Rinat Yisrael (Edut HaMizrach):  Geshem / Tol
Rav Yaakiv Emden's Siddur:  Goshem / Tol
Book of Prayer according to the custom of the Spanish and Portuguese 
Jews:  Geshem / Tol

There would seem to be some inconsistency between Geshem/Goshem and 
Tal/Tol, and even the two editions of the Rinat Yisrael that I looked at 
differed from each other.

What, if anything, does this prove as to which is the correct rendition 
of the text, if indeed either is more correct than the other?

Immanuel Burton.


From: Mois Navon <mois.navon@...>
Date: Wed, Aug 10,2011 at 09:01 AM
Subject: The Three Oaths of Jewish History

Dear Friends, 

Fate and Destiny, Exile and Redemption - these are the themes we experience
in this time between Shabbat Hazon and Shabbat Nachamu. In consonance, I
offer a new essay analyzing the exile and return of the Jewish people from
the perspective of three esoteric "oaths" through which, I propose, God
directs history. It is my contention that there is an element of fate to
history that, when understood, allows man to truly apply his free will and
create his own destiny. 

Join me on a trip through modern history in an attempt to resolve this
The Three Oaths of Jewish History



From: Carl Singer <carl.singer@...>
Date: Mon, Aug 15,2011 at 04:01 PM
Subject: Tzedukah

For many of us tzedukah involves choices.   And it's the time of year when
Tzedukah requests start flowing in.

Halachically, we can iron out the "how much" -- the question then becomes
"to whom" -- both from a halachic and a social point of view.

For example, do I write a check to a bona fide yeshiva, or do I donate to
someone coming to my door with a laminated, certificate from an unknown
source, etc.  (Don't suggest, both -- in essence with a fixed tzedukah
budget or maximum, giving more to one means less for the other.)

Please evaluate these scenarios.  In all cases these are people from a
different community being driven here as a group by a driver who apparently
has a list of frum homes - and we're told he gets a percentage / commission.

1.  A  strong young man comes to the door -- says he's out of work -- may we
offer him money to mow our lawn.

2. A woman comes to our door and says she needs to feed her children -- we
give her a bag filled with groceries.

3. Another young man comes to the door wreaking of cigarette smoke and says
that he needs funds to feed his family -- we tell him to give up smoking and then
come back.

4. Professional mailings from organizations that we've never heard of.
Usually, full color, with haunting pictures, etc.

5. Telephone calls from solicitors -- "May we put you down for $100?" -- Is
it OK to say that we do nothing over the telephone, please send us
literature -- And then is it OK  to then tear up the request if it comes in
"Per our telephone call thank you for your generous pledge of $100."

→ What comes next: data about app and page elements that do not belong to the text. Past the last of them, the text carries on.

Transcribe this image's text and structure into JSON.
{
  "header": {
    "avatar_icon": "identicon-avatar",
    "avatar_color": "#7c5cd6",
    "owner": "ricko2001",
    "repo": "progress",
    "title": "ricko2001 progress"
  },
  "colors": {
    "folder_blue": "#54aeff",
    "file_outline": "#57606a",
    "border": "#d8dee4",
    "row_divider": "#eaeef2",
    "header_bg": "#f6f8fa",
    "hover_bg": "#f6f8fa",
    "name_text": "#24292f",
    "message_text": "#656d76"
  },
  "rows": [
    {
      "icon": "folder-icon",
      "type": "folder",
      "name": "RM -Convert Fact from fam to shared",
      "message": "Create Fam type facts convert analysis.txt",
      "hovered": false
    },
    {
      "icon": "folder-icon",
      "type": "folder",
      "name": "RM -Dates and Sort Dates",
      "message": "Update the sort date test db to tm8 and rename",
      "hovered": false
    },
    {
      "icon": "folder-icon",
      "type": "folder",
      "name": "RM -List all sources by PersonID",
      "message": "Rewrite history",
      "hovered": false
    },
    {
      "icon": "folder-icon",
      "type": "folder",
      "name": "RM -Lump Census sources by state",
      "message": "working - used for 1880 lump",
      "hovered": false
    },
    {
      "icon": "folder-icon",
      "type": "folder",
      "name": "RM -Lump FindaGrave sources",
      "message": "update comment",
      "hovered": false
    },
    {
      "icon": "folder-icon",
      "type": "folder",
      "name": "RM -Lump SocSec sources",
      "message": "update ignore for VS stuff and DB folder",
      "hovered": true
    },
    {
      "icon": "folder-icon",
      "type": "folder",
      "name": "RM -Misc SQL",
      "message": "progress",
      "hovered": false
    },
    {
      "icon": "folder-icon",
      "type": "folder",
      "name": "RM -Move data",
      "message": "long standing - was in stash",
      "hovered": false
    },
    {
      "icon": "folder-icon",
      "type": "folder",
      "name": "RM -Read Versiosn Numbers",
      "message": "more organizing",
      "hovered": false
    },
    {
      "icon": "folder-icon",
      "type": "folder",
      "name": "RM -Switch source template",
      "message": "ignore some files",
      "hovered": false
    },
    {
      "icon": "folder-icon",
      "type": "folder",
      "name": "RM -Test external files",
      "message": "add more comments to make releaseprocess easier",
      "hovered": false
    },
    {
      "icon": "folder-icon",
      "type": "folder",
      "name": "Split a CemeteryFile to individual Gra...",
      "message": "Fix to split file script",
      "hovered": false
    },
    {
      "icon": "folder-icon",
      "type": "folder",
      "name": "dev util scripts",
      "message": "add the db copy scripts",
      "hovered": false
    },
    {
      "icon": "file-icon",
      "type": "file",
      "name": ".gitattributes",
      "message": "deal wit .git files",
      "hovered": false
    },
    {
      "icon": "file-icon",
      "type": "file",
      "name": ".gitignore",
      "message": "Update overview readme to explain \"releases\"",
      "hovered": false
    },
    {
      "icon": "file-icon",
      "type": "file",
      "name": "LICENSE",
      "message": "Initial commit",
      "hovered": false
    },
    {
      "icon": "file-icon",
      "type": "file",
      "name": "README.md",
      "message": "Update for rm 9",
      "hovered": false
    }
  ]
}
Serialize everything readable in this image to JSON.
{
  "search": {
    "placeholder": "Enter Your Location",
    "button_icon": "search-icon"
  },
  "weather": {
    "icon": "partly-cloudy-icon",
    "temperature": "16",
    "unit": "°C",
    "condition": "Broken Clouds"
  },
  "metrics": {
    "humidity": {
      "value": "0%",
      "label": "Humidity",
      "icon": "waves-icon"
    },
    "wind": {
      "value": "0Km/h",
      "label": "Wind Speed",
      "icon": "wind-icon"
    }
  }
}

6.  Multiple requests from the same organization - We gave at Pesach and
then Shavout and soon Rosh Hashanah.



End of Volume 60 Issue 29